Jerry eventually was a healthy dog again and became a leash-less dog. Jerry was so much happier being off the leash and free to do whatever he wanted. He always roamed with Konjo but was always back home when I came home. It made me happy to know that Jerry still didn’t want to leave my side even though he had the capability to.
This is when I believe I truly fell in love with Jerry. He followed me…everywhere. Whenever he heard my front door shut, he would run up and walk with me wherever. He was so curious about the rest of the Chime world and exploring it with me. To the “Suqs” (stores), to coffee shops, to the health center, to the school, to the breakfast place. Everywhere I went, there was Jerry. At one point he tried to go to the market with me and let me tell you; Women were yelling and hollering at what this crazy little dog was doing in the middle of the market and I had to calm them down and say he was mine. Eventually it caused too much of a ruckus that I had Abeba buy the rest of my groceries and I took him home. We made sure to never make that mistake again. Although I did laugh and smile at my little daredevil dog. Good boy.
Everyone in town eventually learned about me and my dog and if I walked somewhere without him, they would ask either where is my dog or where is Jerry? That may have been my favorite cultural influence I brought, having other people call my dog by his name. How crazy was that? For a town who hates dogs? To be honest, I think people thought it was a bizarre, neat thing to see. Something that they wouldn’t ever do, but cool to see how a dog could follow around and not bite a human. I constantly had to tell people no no, he is mine, he won’t bite you, etc. so that they would let their guard down a little bit.
Then, Isabella, got herself into a little bit of a beautiful mess. The compound had always had Konjo and Jerry and then there were two other dogs that continuously came in and out of our compound. They looked just like Konjo so I figured that maybe they were her first litter? Anyhow, They always showed a timid interest in me as they watched me pet Konjo and Jerry and eventually….after many days of holding out my hand to them, they let me pet them. And then it all went downhill from there.
Isabella went from one to two to four dogs following her around. No joke, I had a pack of dogs. Everyone couldn’t understand how these dogs weren’t biting me but I repeatedly told them that dogs are nice and if you pet them, feed them, they will like you.
My evening walks became even more enjoyable as I had four dogs following me. I felt like Daenerys and her dragons, no one would ever mess with me because they are terrified of dogs and if they tried..well…I was almost 100 percent certain the dogs would protect me. My love for dogs grew as I took in these four. They were so sweet and kind and I had wished I was able to take them all away with me.
This was the last few months of my peace corps life. It had felt peaceful. Life felt easy and simple and enjoyable.
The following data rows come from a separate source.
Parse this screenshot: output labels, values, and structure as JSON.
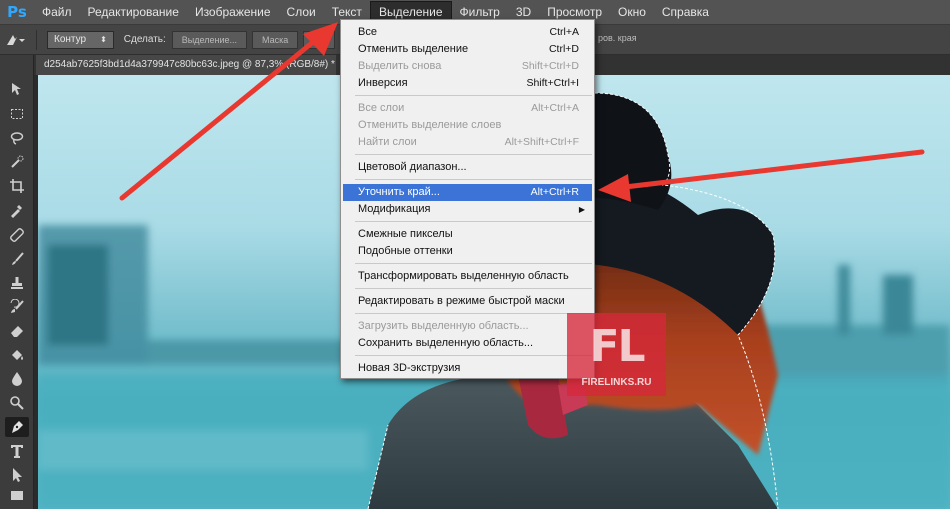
{
  "app": {
    "logo": "Ps"
  },
  "menubar": {
    "items": [
      "Файл",
      "Редактирование",
      "Изображение",
      "Слои",
      "Текст",
      "Выделение",
      "Фильтр",
      "3D",
      "Просмотр",
      "Окно",
      "Справка"
    ],
    "active": "Выделение"
  },
  "options": {
    "mode": "Контур",
    "make_label": "Сделать:",
    "selection_btn": "Выделение...",
    "mask_btn": "Маска",
    "shape_btn": "Фи",
    "right_text": "ров. края"
  },
  "document": {
    "tab_title": "d254ab7625f3bd1d4a379947c80bc63c.jpeg @ 87,3% (RGB/8#) *"
  },
  "dropdown": {
    "items": [
      {
        "label": "Все",
        "shortcut": "Ctrl+A",
        "disabled": false
      },
      {
        "label": "Отменить выделение",
        "shortcut": "Ctrl+D",
        "disabled": false
      },
      {
        "label": "Выделить снова",
        "shortcut": "Shift+Ctrl+D",
        "disabled": true
      },
      {
        "label": "Инверсия",
        "shortcut": "Shift+Ctrl+I",
        "disabled": false
      },
      {
        "label": "Все слои",
        "shortcut": "Alt+Ctrl+A",
        "disabled": true
      },
      {
        "label": "Отменить выделение слоев",
        "shortcut": "",
        "disabled": true
      },
      {
        "label": "Найти слои",
        "shortcut": "Alt+Shift+Ctrl+F",
        "disabled": true
      },
      {
        "label": "Цветовой диапазон...",
        "shortcut": "",
        "disabled": false
      },
      {
        "label": "Уточнить край...",
        "shortcut": "Alt+Ctrl+R",
        "disabled": false,
        "highlighted": true
      },
      {
        "label": "Модификация",
        "shortcut": "",
        "disabled": false,
        "submenu": true
      },
      {
        "label": "Смежные пикселы",
        "shortcut": "",
        "disabled": false
      },
      {
        "label": "Подобные оттенки",
        "shortcut": "",
        "disabled": false
      },
      {
        "label": "Трансформировать выделенную область",
        "shortcut": "",
        "disabled": false
      },
      {
        "label": "Редактировать в режиме быстрой маски",
        "shortcut": "",
        "disabled": false
      },
      {
        "label": "Загрузить выделенную область...",
        "shortcut": "",
        "disabled": true
      },
      {
        "label": "Сохранить выделенную область...",
        "shortcut": "",
        "disabled": false
      },
      {
        "label": "Новая 3D-экструзия",
        "shortcut": "",
        "disabled": false
      }
    ]
  },
  "watermark": {
    "big": "FL",
    "small": "FIRELINKS.RU"
  },
  "colors": {
    "menu_bg": "#535353",
    "highlight": "#3b74d6",
    "arrow": "#e8382f",
    "watermark": "#d6283a"
  }
}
Embracing good people, good food, and good dogs. I couldn’t have asked for anything more. I couldn’t have asked for a better way to close out the last few months of my service.
I plan to write a couple more blogs about the last week and last day at my site. So stay tuned.